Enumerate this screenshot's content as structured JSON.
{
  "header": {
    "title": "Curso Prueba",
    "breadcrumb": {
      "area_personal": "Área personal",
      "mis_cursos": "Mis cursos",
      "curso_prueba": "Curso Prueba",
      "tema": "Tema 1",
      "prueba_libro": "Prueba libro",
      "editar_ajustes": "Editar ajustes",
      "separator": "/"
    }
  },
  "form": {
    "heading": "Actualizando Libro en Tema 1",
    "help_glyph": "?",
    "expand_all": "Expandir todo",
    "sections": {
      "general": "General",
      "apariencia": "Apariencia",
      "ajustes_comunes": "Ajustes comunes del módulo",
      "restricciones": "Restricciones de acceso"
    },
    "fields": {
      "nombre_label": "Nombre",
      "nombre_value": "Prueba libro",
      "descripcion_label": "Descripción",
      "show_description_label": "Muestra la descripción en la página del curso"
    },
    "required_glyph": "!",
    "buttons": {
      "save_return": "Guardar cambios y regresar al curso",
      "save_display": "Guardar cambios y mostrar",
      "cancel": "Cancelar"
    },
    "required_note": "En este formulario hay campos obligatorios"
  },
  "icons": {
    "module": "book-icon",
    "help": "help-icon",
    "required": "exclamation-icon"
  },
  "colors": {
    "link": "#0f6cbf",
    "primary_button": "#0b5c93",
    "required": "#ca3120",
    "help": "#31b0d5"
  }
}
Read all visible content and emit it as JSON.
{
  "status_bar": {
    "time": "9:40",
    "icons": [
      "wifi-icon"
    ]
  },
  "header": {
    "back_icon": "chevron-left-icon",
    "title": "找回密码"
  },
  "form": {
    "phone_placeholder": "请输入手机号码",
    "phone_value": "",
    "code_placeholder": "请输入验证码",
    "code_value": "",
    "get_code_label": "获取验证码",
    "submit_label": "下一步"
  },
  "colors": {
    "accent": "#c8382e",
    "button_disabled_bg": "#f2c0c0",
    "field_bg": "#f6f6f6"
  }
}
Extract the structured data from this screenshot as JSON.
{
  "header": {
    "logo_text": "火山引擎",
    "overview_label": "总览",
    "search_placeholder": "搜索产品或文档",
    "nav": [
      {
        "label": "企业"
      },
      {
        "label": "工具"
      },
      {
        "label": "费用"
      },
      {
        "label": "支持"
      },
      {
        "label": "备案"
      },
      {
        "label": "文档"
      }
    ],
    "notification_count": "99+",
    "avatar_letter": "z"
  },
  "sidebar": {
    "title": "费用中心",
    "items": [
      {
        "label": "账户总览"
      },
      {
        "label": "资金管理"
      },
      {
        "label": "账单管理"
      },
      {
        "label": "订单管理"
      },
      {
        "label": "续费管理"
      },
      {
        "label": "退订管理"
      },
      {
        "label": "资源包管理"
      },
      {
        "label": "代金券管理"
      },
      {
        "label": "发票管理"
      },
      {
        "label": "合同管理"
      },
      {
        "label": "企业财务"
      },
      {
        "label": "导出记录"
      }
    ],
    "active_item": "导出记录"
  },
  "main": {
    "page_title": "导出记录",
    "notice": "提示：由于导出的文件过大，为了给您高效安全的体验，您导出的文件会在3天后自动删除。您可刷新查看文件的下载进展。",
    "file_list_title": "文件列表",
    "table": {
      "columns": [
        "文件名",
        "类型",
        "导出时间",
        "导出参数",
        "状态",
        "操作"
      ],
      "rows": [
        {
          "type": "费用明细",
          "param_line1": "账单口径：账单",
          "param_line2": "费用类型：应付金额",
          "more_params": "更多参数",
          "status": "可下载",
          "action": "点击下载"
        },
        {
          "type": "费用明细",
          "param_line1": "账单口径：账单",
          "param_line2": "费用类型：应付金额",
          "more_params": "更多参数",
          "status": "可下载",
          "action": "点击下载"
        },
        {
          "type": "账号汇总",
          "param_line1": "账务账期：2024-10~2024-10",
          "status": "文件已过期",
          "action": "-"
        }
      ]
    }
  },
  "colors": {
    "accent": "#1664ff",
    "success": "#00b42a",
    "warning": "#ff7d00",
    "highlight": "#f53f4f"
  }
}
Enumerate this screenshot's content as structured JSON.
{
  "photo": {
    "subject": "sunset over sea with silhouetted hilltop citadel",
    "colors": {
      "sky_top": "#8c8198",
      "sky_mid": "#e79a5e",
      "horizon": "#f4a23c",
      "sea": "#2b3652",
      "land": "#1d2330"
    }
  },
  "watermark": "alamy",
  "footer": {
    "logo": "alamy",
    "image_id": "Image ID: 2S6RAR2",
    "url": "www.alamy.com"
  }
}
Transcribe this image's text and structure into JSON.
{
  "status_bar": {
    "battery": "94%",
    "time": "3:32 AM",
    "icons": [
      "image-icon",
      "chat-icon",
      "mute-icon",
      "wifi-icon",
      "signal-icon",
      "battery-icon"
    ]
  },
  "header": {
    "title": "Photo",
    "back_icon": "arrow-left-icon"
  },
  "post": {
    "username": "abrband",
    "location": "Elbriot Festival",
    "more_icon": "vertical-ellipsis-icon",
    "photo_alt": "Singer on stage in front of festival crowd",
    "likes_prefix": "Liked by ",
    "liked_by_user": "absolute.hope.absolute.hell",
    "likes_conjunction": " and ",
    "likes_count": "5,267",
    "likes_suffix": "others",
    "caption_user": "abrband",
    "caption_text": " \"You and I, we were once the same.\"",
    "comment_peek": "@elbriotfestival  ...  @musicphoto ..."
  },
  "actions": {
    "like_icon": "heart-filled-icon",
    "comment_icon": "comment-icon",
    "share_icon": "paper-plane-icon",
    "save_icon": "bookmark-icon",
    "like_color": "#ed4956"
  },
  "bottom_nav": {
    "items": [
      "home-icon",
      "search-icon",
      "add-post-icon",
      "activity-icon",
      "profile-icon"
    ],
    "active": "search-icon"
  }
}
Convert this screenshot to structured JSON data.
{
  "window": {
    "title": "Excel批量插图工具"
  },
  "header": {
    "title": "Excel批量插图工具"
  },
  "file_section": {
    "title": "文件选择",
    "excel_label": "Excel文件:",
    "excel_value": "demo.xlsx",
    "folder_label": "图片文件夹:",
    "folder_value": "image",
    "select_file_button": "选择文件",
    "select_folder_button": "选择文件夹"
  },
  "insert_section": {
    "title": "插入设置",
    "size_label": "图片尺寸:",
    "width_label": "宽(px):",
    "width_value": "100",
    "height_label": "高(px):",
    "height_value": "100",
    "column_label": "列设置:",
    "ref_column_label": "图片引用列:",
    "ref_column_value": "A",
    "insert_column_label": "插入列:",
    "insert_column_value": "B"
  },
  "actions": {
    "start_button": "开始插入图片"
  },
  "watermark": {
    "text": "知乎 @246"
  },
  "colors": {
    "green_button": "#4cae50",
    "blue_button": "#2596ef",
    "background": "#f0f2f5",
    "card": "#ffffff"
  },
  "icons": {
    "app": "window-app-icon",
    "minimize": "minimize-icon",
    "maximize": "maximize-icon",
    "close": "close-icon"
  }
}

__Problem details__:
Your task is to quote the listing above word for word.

__Solution for this problem__:
Enumerate this screenshot's content as structured JSON.
{
  "header": {
    "title": "Curso Prueba",
    "breadcrumb": {
      "area_personal": "Área personal",
      "mis_cursos": "Mis cursos",
      "curso_prueba": "Curso Prueba",
      "tema": "Tema 1",
      "prueba_libro": "Prueba libro",
      "editar_ajustes": "Editar ajustes",
      "separator": "/"
    }
  },
  "form": {
    "heading": "Actualizando Libro en Tema 1",
    "help_glyph": "?",
    "expand_all": "Expandir todo",
    "sections": {
      "general": "General",
      "apariencia": "Apariencia",
      "ajustes_comunes": "Ajustes comunes del módulo",
      "restricciones": "Restricciones de acceso"
    },
    "fields": {
      "nombre_label": "Nombre",
      "nombre_value": "Prueba libro",
      "descripcion_label": "Descripción",
      "show_description_label": "Muestra la descripción en la página del curso"
    },
    "required_glyph": "!",
    "buttons": {
      "save_return": "Guardar cambios y regresar al curso",
      "save_display": "Guardar cambios y mostrar",
      "cancel": "Cancelar"
    },
    "required_note": "En este formulario hay campos obligatorios"
  },
  "icons": {
    "module": "book-icon",
    "help": "help-icon",
    "required": "exclamation-icon"
  },
  "colors": {
    "link": "#0f6cbf",
    "primary_button": "#0b5c93",
    "required": "#ca3120",
    "help": "#31b0d5"
  }
}
Read all visible content and emit it as JSON.
{
  "status_bar": {
    "time": "9:40",
    "icons": [
      "wifi-icon"
    ]
  },
  "header": {
    "back_icon": "chevron-left-icon",
    "title": "找回密码"
  },
  "form": {
    "phone_placeholder": "请输入手机号码",
    "phone_value": "",
    "code_placeholder": "请输入验证码",
    "code_value": "",
    "get_code_label": "获取验证码",
    "submit_label": "下一步"
  },
  "colors": {
    "accent": "#c8382e",
    "button_disabled_bg": "#f2c0c0",
    "field_bg": "#f6f6f6"
  }
}
Extract the structured data from this screenshot as JSON.
{
  "header": {
    "logo_text": "火山引擎",
    "overview_label": "总览",
    "search_placeholder": "搜索产品或文档",
    "nav": [
      {
        "label": "企业"
      },
      {
        "label": "工具"
      },
      {
        "label": "费用"
      },
      {
        "label": "支持"
      },
      {
        "label": "备案"
      },
      {
        "label": "文档"
      }
    ],
    "notification_count": "99+",
    "avatar_letter": "z"
  },
  "sidebar": {
    "title": "费用中心",
    "items": [
      {
        "label": "账户总览"
      },
      {
        "label": "资金管理"
      },
      {
        "label": "账单管理"
      },
      {
        "label": "订单管理"
      },
      {
        "label": "续费管理"
      },
      {
        "label": "退订管理"
      },
      {
        "label": "资源包管理"
      },
      {
        "label": "代金券管理"
      },
      {
        "label": "发票管理"
      },
      {
        "label": "合同管理"
      },
      {
        "label": "企业财务"
      },
      {
        "label": "导出记录"
      }
    ],
    "active_item": "导出记录"
  },
  "main": {
    "page_title": "导出记录",
    "notice": "提示：由于导出的文件过大，为了给您高效安全的体验，您导出的文件会在3天后自动删除。您可刷新查看文件的下载进展。",
    "file_list_title": "文件列表",
    "table": {
      "columns": [
        "文件名",
        "类型",
        "导出时间",
        "导出参数",
        "状态",
        "操作"
      ],
      "rows": [
        {
          "type": "费用明细",
          "param_line1": "账单口径：账单",
          "param_line2": "费用类型：应付金额",
          "more_params": "更多参数",
          "status": "可下载",
          "action": "点击下载"
        },
        {
          "type": "费用明细",
          "param_line1": "账单口径：账单",
          "param_line2": "费用类型：应付金额",
          "more_params": "更多参数",
          "status": "可下载",
          "action": "点击下载"
        },
        {
          "type": "账号汇总",
          "param_line1": "账务账期：2024-10~2024-10",
          "status": "文件已过期",
          "action": "-"
        }
      ]
    }
  },
  "colors": {
    "accent": "#1664ff",
    "success": "#00b42a",
    "warning": "#ff7d00",
    "highlight": "#f53f4f"
  }
}
Enumerate this screenshot's content as structured JSON.
{
  "photo": {
    "subject": "sunset over sea with silhouetted hilltop citadel",
    "colors": {
      "sky_top": "#8c8198",
      "sky_mid": "#e79a5e",
      "horizon": "#f4a23c",
      "sea": "#2b3652",
      "land": "#1d2330"
    }
  },
  "watermark": "alamy",
  "footer": {
    "logo": "alamy",
    "image_id": "Image ID: 2S6RAR2",
    "url": "www.alamy.com"
  }
}
Transcribe this image's text and structure into JSON.
{
  "status_bar": {
    "battery": "94%",
    "time": "3:32 AM",
    "icons": [
      "image-icon",
      "chat-icon",
      "mute-icon",
      "wifi-icon",
      "signal-icon",
      "battery-icon"
    ]
  },
  "header": {
    "title": "Photo",
    "back_icon": "arrow-left-icon"
  },
  "post": {
    "username": "abrband",
    "location": "Elbriot Festival",
    "more_icon": "vertical-ellipsis-icon",
    "photo_alt": "Singer on stage in front of festival crowd",
    "likes_prefix": "Liked by ",
    "liked_by_user": "absolute.hope.absolute.hell",
    "likes_conjunction": " and ",
    "likes_count": "5,267",
    "likes_suffix": "others",
    "caption_user": "abrband",
    "caption_text": " \"You and I, we were once the same.\"",
    "comment_peek": "@elbriotfestival  ...  @musicphoto ..."
  },
  "actions": {
    "like_icon": "heart-filled-icon",
    "comment_icon": "comment-icon",
    "share_icon": "paper-plane-icon",
    "save_icon": "bookmark-icon",
    "like_color": "#ed4956"
  },
  "bottom_nav": {
    "items": [
      "home-icon",
      "search-icon",
      "add-post-icon",
      "activity-icon",
      "profile-icon"
    ],
    "active": "search-icon"
  }
}
Convert this screenshot to structured JSON data.
{
  "window": {
    "title": "Excel批量插图工具"
  },
  "header": {
    "title": "Excel批量插图工具"
  },
  "file_section": {
    "title": "文件选择",
    "excel_label": "Excel文件:",
    "excel_value": "demo.xlsx",
    "folder_label": "图片文件夹:",
    "folder_value": "image",
    "select_file_button": "选择文件",
    "select_folder_button": "选择文件夹"
  },
  "insert_section": {
    "title": "插入设置",
    "size_label": "图片尺寸:",
    "width_label": "宽(px):",
    "width_value": "100",
    "height_label": "高(px):",
    "height_value": "100",
    "column_label": "列设置:",
    "ref_column_label": "图片引用列:",
    "ref_column_value": "A",
    "insert_column_label": "插入列:",
    "insert_column_value": "B"
  },
  "actions": {
    "start_button": "开始插入图片"
  },
  "watermark": {
    "text": "知乎 @246"
  },
  "colors": {
    "green_button": "#4cae50",
    "blue_button": "#2596ef",
    "background": "#f0f2f5",
    "card": "#ffffff"
  },
  "icons": {
    "app": "window-app-icon",
    "minimize": "minimize-icon",
    "maximize": "maximize-icon",
    "close": "close-icon"
  }
}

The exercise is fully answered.